-- Always always hold your line. It's like driving on the M25, four lanes of traffic in rush hour moving at a good speed, you do not want to suddenly start changing lanes without making sure it's clear first, or you will cause a pile-up! This includes going around corners, you can't take the "racing line" that you would if you were riding solo, you have to follow your line (lane). Also if someone beside you starts sprinting to get ahead of you, you can't suddenly move over to jump on their wheel unless you know it's clear. Don't be afraid to use your voice to let people know where you are or what you're doing.

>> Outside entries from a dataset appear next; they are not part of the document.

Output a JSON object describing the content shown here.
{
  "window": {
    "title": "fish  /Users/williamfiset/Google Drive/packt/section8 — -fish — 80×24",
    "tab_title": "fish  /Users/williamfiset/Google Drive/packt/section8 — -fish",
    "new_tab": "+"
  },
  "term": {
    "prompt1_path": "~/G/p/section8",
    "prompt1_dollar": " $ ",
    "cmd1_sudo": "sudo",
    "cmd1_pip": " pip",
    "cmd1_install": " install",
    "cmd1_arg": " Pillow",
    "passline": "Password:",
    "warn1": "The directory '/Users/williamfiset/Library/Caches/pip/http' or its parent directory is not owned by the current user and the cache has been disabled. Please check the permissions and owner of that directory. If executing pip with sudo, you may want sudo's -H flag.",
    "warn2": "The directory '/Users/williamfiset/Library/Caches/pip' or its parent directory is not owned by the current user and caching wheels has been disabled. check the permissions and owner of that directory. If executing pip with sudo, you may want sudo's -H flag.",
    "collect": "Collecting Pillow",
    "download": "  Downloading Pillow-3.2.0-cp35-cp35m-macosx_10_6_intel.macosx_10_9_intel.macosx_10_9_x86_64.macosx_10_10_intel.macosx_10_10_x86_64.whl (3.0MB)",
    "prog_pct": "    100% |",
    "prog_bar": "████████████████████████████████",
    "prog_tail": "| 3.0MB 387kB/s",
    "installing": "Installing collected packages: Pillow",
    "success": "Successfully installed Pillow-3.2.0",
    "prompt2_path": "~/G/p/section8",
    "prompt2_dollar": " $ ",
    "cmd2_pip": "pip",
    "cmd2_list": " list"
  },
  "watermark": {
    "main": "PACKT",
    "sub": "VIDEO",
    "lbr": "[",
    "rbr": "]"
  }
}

-- Don't make any sudden movements like sitting up and stopping pedalling, braking suddenly, swerving, etc. (with the exception of sprinting, you're allowed to suddenly sprint off down the road!) If you get a puncture, just put your arm in the air to let others know (call out "puncture!") and keep pedalling in a straight line, wait for the bunch to go past you, then you can pull off safely to the side.
-- Be careful not to let your front wheel overlap with the wheels ahead, unless the people ahead of you are in the middle of the bunch too (and thus can't move side to side very much). Ride either behind people completely, or far enough up beside them that they know you are there. If you're in their blind spot with your wheel overlapping theirs and they decide to move to the side you're on, their back wheel will hit your front and you will crash.
Ride safely, ride competently, realise that everyone in the race is responsible for everyone else's health and safety. Don't make an already risky sport more dangerous by silly behaviour. Crashes hurt!
Where to race and how it works
These days, there is a good variety in races around London and the southeast. The British Cycling calendar is the best place to see what's on offer. Women's-only closed circuit races run on weekday evenings from April to August at Hillingdon, Crystal Palace, and Hog Hill. Cyclopark, Hillingdon and Hog Hill often have weekend races too. Most races are open to all categories, though some are for 3rd and 4th cats only. Closed circuit races are usually entered on the day, at the venue.
Open road races are a step up from closed circuits, with bigger fields and longer laps and race duration. Generally you will need to be 3rd cat or higher to race these. Most of these can be entered in advance, though often they are not full and can also be entered on the day.
On race day, get there early to give yourself enough time to line up and sign-on (don't forget your license!), pin on your number, get a good warm-up, visit the toilet (a few times...), and find the start line. If you're a 4th cat, you can wear any kit that's not pro kit; once you are 3rd cat then you must wear your club's kit, or plain kit if you aren't a member of a club. Helmets are mandatory, and don't forget to remove your saddlebag, mudguards or lights if you have them.
Listen to the commissaire's briefing at the start of the race, and pay attention to the lap board as you're racing. Once the race is over, clear the track quickly and safely as there will often be other races running concurrently. If you think you finished in the top 10, then double-check with the judges or organiser to make sure. BC will have the results up usually within a few days. All LWCR events will have FULL results within a few days, so check back on our site.
Tactics and strategy are topics that could be written about for pages and pages, more than we have time for here. But let it be said that you really need to race to understand how it works. And the more you race, the better you will get at knowing where to ride, who to follow, when to spend energy and when to save it, how to sprint, how to help a teammate, what you're capable of and how to win.
Race lots, race often, learn from every race. Don't make it a habit to DNF, try to finish every race if only for the training. Note your weaknesses and work on them; note your strengths and think about how to put them to your advantage. Work with others when it makes sense to, don't work needlessly when you don't have to. Have respect for the sport, the officials, your fellow riders, your teammates and yourself. Be an ambassador for women's cycle racing and if you find yourself in the position to help out a newbie some day, then repay the favours that others have done for you!
Above all, have fun!